Thursday, 6 July 2017
Police Investigation into the Marksman Firing Range Death
The Hon. S.G. WADE: I seek leave to make a brief explanation before asking the Minister for Police a question in relation to the Marksman firing range.
The Hon. S.G. WADE: In December 2015, Mr McConnal shot himself whilst at the Marksman indoor firing range on Franklin Street in the city. Recently, the state Coroner handed down his finding that Mr McConnal’s death could have been prevented had South Australian police approved the installation of tethering devices that the firing range have developed as far back as 2012. My question to the minister is: what action will SAPOL be taking in response to the Coroner’s report?

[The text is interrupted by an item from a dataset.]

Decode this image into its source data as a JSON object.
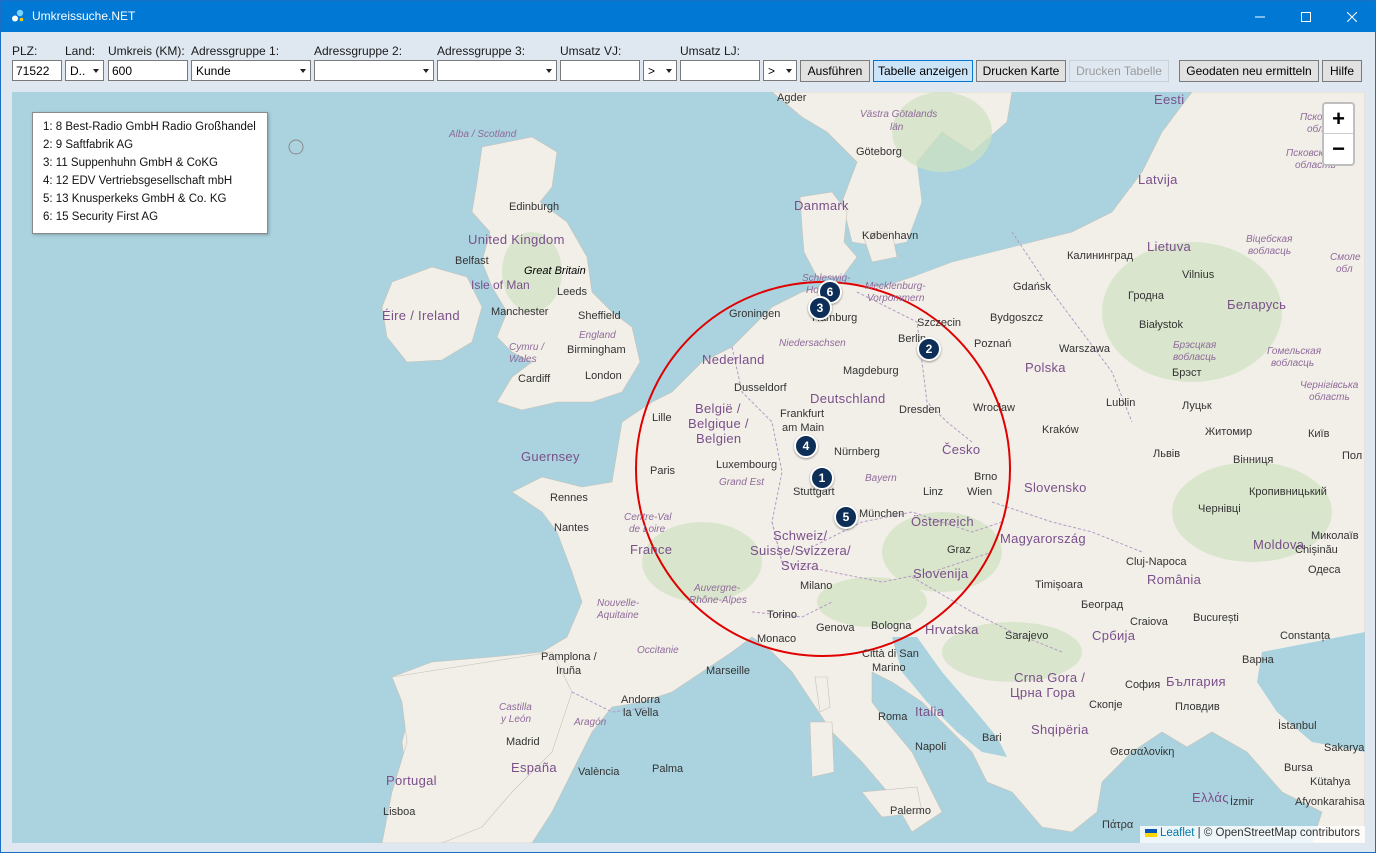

The Hon. P. MALINAUSKAS (Minister for Police, Minister for Correctional Services, Minister for Emergency Services, Minister for Road Safety): I thank the honourable member for his question. The Coroner handed down on 28 June this year his findings into the inquest of the death of Mr McConnal at the Marksman firing range. One of the first requests that I made upon becoming Minister for Police was that the issue of tethering be included in the firearms regulations, those regulations I think I referred to yesterday.
With respect to the Coroner’s comments on the delays in amending the Firearms Act and regulations to enshrine tethering, as members of this council would appreciate, an enormous amount of work has been undertaken to reform the state’s firearms legislation and also regulatory regime. My predecessor, the Hon. Tony Piccolo, the member for Light, and I had an exhaustive consultative effort to ensure that they could be put in place in a way that best encompassed the bipartisan approach that I referred to in my remarks yesterday, and that in turn has delivered the change that many were seeking in respect of tethering.
The new regime came into effect on 1 July this year and places a regulatory requirement that tethering be installed at commercial ranges. This appears at regulation 75, which in summary requires that an approved range must have tethering devices of a type and in a manner approved by the firearms registrar and that the unlicensed persons may only use or shoot a firearm at the approved commercial range when the firearm is tethered in a manner approved by the firearms registrar.
The police commissioner has received the Coroner’s findings, and SAPOL are currently reviewing that document and considering the published report. I would note that the Coroner has not made any recommendations in respect to this specific incident. On radio earlier this week the police commissioner stated that ‘the Coroner’s findings and recommendations in past inquests have been significant in terms of improving practices within policing and other government agencies’, and it is my expectation that this will be no different in this situation and that SAPOL would consider any learnings that are to be concluded from this particular incident.
In light of the Coroner’s comments and findings naturally when I have my regular catch-up with the police commissioner this will be something that we will discuss. Any death of this nature of course is tragic, and suicide is tragic generally, but I am satisfied that the regulatory changes I have referred to will see the installation of tethering forthwith.
The Hon. K.L. VINCENT: On a supplementary: will the Attorney-General be appealing the findings of the Coroner, and are senior police compromised in investigating something they were involved with?
The Hon. P. MALINAUSKAS (Minister for Police, Minister for Correctional Services, Minister for Emergency Services, Minister for Road Safety): I am more than happy to take that question on notice for the appropriate minister, being the Attorney-General.